BEGIN

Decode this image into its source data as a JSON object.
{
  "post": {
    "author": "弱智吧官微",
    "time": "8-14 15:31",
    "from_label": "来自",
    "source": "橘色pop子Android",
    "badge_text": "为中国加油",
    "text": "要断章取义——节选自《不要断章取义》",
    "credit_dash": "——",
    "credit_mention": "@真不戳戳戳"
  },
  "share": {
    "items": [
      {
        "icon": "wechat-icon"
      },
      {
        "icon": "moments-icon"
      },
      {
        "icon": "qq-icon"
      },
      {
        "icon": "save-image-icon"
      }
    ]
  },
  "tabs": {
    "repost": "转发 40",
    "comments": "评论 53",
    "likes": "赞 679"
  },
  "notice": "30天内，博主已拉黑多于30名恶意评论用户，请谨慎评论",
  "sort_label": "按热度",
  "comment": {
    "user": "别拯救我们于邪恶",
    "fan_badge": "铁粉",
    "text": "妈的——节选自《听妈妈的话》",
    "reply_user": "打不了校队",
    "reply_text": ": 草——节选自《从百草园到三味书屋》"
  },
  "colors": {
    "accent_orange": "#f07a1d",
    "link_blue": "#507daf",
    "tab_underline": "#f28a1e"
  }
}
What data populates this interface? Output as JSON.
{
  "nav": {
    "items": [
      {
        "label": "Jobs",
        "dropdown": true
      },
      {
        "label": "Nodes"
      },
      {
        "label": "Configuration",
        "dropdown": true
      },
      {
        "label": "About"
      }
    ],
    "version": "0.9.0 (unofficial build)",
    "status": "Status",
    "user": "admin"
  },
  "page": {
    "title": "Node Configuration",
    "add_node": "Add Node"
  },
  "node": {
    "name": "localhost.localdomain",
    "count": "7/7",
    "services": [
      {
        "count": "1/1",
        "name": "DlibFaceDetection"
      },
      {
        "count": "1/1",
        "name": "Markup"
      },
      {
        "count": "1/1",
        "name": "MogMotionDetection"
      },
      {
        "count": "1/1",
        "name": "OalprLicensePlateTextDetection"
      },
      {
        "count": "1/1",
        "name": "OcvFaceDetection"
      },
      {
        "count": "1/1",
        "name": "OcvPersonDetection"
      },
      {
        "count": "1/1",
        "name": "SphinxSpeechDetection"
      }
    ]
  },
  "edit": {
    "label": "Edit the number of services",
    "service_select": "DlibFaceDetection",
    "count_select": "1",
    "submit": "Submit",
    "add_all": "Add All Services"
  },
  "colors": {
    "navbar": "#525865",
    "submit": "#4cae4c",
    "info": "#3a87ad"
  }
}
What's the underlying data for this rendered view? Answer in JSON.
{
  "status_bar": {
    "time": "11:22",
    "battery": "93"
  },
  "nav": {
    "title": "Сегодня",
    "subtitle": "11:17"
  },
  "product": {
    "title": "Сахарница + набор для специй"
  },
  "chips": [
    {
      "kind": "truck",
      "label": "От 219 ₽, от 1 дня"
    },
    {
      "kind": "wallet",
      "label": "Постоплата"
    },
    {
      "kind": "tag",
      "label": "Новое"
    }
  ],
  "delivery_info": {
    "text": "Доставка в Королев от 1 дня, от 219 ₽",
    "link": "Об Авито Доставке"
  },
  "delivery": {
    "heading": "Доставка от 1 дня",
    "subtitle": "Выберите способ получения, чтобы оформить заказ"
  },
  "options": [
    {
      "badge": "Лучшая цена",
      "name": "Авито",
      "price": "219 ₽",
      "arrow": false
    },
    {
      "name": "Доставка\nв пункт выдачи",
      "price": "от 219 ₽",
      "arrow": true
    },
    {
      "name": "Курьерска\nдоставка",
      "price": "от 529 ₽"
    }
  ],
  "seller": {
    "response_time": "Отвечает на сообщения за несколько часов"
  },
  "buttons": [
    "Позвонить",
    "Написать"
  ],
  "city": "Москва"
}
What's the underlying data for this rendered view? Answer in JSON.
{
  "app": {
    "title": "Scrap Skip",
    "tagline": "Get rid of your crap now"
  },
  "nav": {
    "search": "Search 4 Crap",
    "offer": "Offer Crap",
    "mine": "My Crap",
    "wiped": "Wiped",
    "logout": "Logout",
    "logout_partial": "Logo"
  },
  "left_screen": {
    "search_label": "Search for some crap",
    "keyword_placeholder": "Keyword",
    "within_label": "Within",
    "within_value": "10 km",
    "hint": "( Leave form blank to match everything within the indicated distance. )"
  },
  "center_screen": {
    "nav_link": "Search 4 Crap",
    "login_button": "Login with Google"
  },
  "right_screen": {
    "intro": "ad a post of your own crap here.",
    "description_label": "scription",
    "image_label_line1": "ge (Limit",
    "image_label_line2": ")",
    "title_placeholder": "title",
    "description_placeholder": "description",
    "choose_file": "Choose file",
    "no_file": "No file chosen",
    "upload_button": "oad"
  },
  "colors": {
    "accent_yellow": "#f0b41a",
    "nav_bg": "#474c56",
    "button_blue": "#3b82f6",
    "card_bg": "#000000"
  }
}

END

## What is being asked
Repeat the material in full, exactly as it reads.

## Exercise result
Decode this image into its source data as a JSON object.
{
  "post": {
    "author": "弱智吧官微",
    "time": "8-14 15:31",
    "from_label": "来自",
    "source": "橘色pop子Android",
    "badge_text": "为中国加油",
    "text": "要断章取义——节选自《不要断章取义》",
    "credit_dash": "——",
    "credit_mention": "@真不戳戳戳"
  },
  "share": {
    "items": [
      {
        "icon": "wechat-icon"
      },
      {
        "icon": "moments-icon"
      },
      {
        "icon": "qq-icon"
      },
      {
        "icon": "save-image-icon"
      }
    ]
  },
  "tabs": {
    "repost": "转发 40",
    "comments": "评论 53",
    "likes": "赞 679"
  },
  "notice": "30天内，博主已拉黑多于30名恶意评论用户，请谨慎评论",
  "sort_label": "按热度",
  "comment": {
    "user": "别拯救我们于邪恶",
    "fan_badge": "铁粉",
    "text": "妈的——节选自《听妈妈的话》",
    "reply_user": "打不了校队",
    "reply_text": ": 草——节选自《从百草园到三味书屋》"
  },
  "colors": {
    "accent_orange": "#f07a1d",
    "link_blue": "#507daf",
    "tab_underline": "#f28a1e"
  }
}
What data populates this interface? Output as JSON.
{
  "nav": {
    "items": [
      {
        "label": "Jobs",
        "dropdown": true
      },
      {
        "label": "Nodes"
      },
      {
        "label": "Configuration",
        "dropdown": true
      },
      {
        "label": "About"
      }
    ],
    "version": "0.9.0 (unofficial build)",
    "status": "Status",
    "user": "admin"
  },
  "page": {
    "title": "Node Configuration",
    "add_node": "Add Node"
  },
  "node": {
    "name": "localhost.localdomain",
    "count": "7/7",
    "services": [
      {
        "count": "1/1",
        "name": "DlibFaceDetection"
      },
      {
        "count": "1/1",
        "name": "Markup"
      },
      {
        "count": "1/1",
        "name": "MogMotionDetection"
      },
      {
        "count": "1/1",
        "name": "OalprLicensePlateTextDetection"
      },
      {
        "count": "1/1",
        "name": "OcvFaceDetection"
      },
      {
        "count": "1/1",
        "name": "OcvPersonDetection"
      },
      {
        "count": "1/1",
        "name": "SphinxSpeechDetection"
      }
    ]
  },
  "edit": {
    "label": "Edit the number of services",
    "service_select": "DlibFaceDetection",
    "count_select": "1",
    "submit": "Submit",
    "add_all": "Add All Services"
  },
  "colors": {
    "navbar": "#525865",
    "submit": "#4cae4c",
    "info": "#3a87ad"
  }
}
What's the underlying data for this rendered view? Answer in JSON.
{
  "status_bar": {
    "time": "11:22",
    "battery": "93"
  },
  "nav": {
    "title": "Сегодня",
    "subtitle": "11:17"
  },
  "product": {
    "title": "Сахарница + набор для специй"
  },
  "chips": [
    {
      "kind": "truck",
      "label": "От 219 ₽, от 1 дня"
    },
    {
      "kind": "wallet",
      "label": "Постоплата"
    },
    {
      "kind": "tag",
      "label": "Новое"
    }
  ],
  "delivery_info": {
    "text": "Доставка в Королев от 1 дня, от 219 ₽",
    "link": "Об Авито Доставке"
  },
  "delivery": {
    "heading": "Доставка от 1 дня",
    "subtitle": "Выберите способ получения, чтобы оформить заказ"
  },
  "options": [
    {
      "badge": "Лучшая цена",
      "name": "Авито",
      "price": "219 ₽",
      "arrow": false
    },
    {
      "name": "Доставка\nв пункт выдачи",
      "price": "от 219 ₽",
      "arrow": true
    },
    {
      "name": "Курьерска\nдоставка",
      "price": "от 529 ₽"
    }
  ],
  "seller": {
    "response_time": "Отвечает на сообщения за несколько часов"
  },
  "buttons": [
    "Позвонить",
    "Написать"
  ],
  "city": "Москва"
}
What's the underlying data for this rendered view? Answer in JSON.
{
  "app": {
    "title": "Scrap Skip",
    "tagline": "Get rid of your crap now"
  },
  "nav": {
    "search": "Search 4 Crap",
    "offer": "Offer Crap",
    "mine": "My Crap",
    "wiped": "Wiped",
    "logout": "Logout",
    "logout_partial": "Logo"
  },
  "left_screen": {
    "search_label": "Search for some crap",
    "keyword_placeholder": "Keyword",
    "within_label": "Within",
    "within_value": "10 km",
    "hint": "( Leave form blank to match everything within the indicated distance. )"
  },
  "center_screen": {
    "nav_link": "Search 4 Crap",
    "login_button": "Login with Google"
  },
  "right_screen": {
    "intro": "ad a post of your own crap here.",
    "description_label": "scription",
    "image_label_line1": "ge (Limit",
    "image_label_line2": ")",
    "title_placeholder": "title",
    "description_placeholder": "description",
    "choose_file": "Choose file",
    "no_file": "No file chosen",
    "upload_button": "oad"
  },
  "colors": {
    "accent_yellow": "#f0b41a",
    "nav_bg": "#474c56",
    "button_blue": "#3b82f6",
    "card_bg": "#000000"
  }
}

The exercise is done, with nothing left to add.